No longer is copper piping the primary, or preferred, choice of most homeowners and plumbers. … Cross-linked polyethylene flexible tubing — commonly called PEX — has grown in popularity for residential plumbing over the past decade as an alternative to traditional copper and chlorinated polyvinyl chloride (CPVC) piping.
Can bacteria grow in copper pipes?
In copper pipes the growth of bacteria has been shown to be slower than in other materials , and it may be inhibited by copper toxic and bactericidal properties .
Does copper pipe kill bacteria?
It is important to note that only dry copper surfaces are amazingly lethal to bacteria. The difference between dry and wet surfaces, such as copper pipes, is that only dry surfaces are inhospitable environments for bacterial growth.
Is it bad to have copper pipes?
Copper pipes have been the proven standard of reliability for over 50 years! They are not prone to leaks, are extremely durable, stay fitted tightly, have a long life span and can be recycled, are resistant to heat, and won’t pollute your drinking water.
Do hospitals use copper?
Presently, nine U.S. hospitals have installed some form of copper components, including door hardware, cabinet pulls, sinks, stretchers, and IV poles, Michels reports. Despite these advances, hospitals may be slow to incorporate copper components due to a variety of reasons: Cost.
Does wearing copper do anything?
Thousands of people have felt relief and relaxation from joint problems, especially those with joint stiffness. Conditions such as osteoarthritis are chronic in nature, and this applies to rheumatoid arthritis as well. Wearing copper accessories is believed to emanate the required healing energies within the body.
Does wearing copper Really Work?
Studies confirm these treatments are ineffective for arthritis pain. Magnet therapy or wearing copper jewelry may seem attractive for easing your arthritis pain simply and inexpensively. But studies confirm these treatments are ineffective for arthritis pain.
Why is copper used in hospitals?
“The findings indicate that antimicrobial copper beds can assist infection control practitioners in their quest to keep healthcare surfaces hygienic between regular cleanings, thereby reducing the potential risk of transmitting bacteria associated with healthcare associated infections,” said Dr.
When did they stop using copper pipes?

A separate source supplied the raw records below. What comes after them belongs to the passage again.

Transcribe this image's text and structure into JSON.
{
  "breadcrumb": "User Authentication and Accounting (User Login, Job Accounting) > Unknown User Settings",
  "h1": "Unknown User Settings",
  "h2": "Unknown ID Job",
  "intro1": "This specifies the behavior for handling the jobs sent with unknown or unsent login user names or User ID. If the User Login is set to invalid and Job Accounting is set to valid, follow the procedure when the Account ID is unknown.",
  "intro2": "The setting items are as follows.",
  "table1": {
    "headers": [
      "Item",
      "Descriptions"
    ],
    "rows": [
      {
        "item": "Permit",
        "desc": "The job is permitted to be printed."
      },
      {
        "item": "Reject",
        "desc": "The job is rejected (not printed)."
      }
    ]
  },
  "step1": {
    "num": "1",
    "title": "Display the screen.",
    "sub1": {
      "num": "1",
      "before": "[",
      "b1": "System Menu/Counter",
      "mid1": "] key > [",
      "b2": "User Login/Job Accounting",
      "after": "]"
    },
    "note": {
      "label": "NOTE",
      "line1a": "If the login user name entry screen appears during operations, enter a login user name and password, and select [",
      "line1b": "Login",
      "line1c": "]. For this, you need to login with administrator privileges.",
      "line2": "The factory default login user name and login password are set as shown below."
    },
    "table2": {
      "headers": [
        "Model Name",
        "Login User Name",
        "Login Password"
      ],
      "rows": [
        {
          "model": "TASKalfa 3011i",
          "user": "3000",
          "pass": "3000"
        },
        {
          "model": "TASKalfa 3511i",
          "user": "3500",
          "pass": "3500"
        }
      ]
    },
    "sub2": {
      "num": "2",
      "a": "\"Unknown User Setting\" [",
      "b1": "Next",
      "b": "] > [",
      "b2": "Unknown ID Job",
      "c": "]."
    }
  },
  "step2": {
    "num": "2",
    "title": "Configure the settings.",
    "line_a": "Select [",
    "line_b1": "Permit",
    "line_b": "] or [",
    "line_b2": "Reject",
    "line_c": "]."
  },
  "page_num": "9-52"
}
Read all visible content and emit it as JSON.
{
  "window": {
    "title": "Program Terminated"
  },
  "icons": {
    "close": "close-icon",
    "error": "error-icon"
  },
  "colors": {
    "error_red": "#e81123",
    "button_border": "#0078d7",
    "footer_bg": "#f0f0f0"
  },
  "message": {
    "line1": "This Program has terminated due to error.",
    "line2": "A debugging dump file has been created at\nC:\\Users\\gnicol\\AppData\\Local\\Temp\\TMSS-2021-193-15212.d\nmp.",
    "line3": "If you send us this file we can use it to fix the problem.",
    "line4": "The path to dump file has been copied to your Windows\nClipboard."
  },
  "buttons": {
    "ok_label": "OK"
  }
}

Copper was the plumbing pipe of choice from the 1950s until 2000 and was widely used both in new construction and to replace the galvanized steel water supply pipes that had been the standard into the 1950s. But copper’s use has gradually faded over the last 20 years, due to the introduction of PEX plumbing tubing.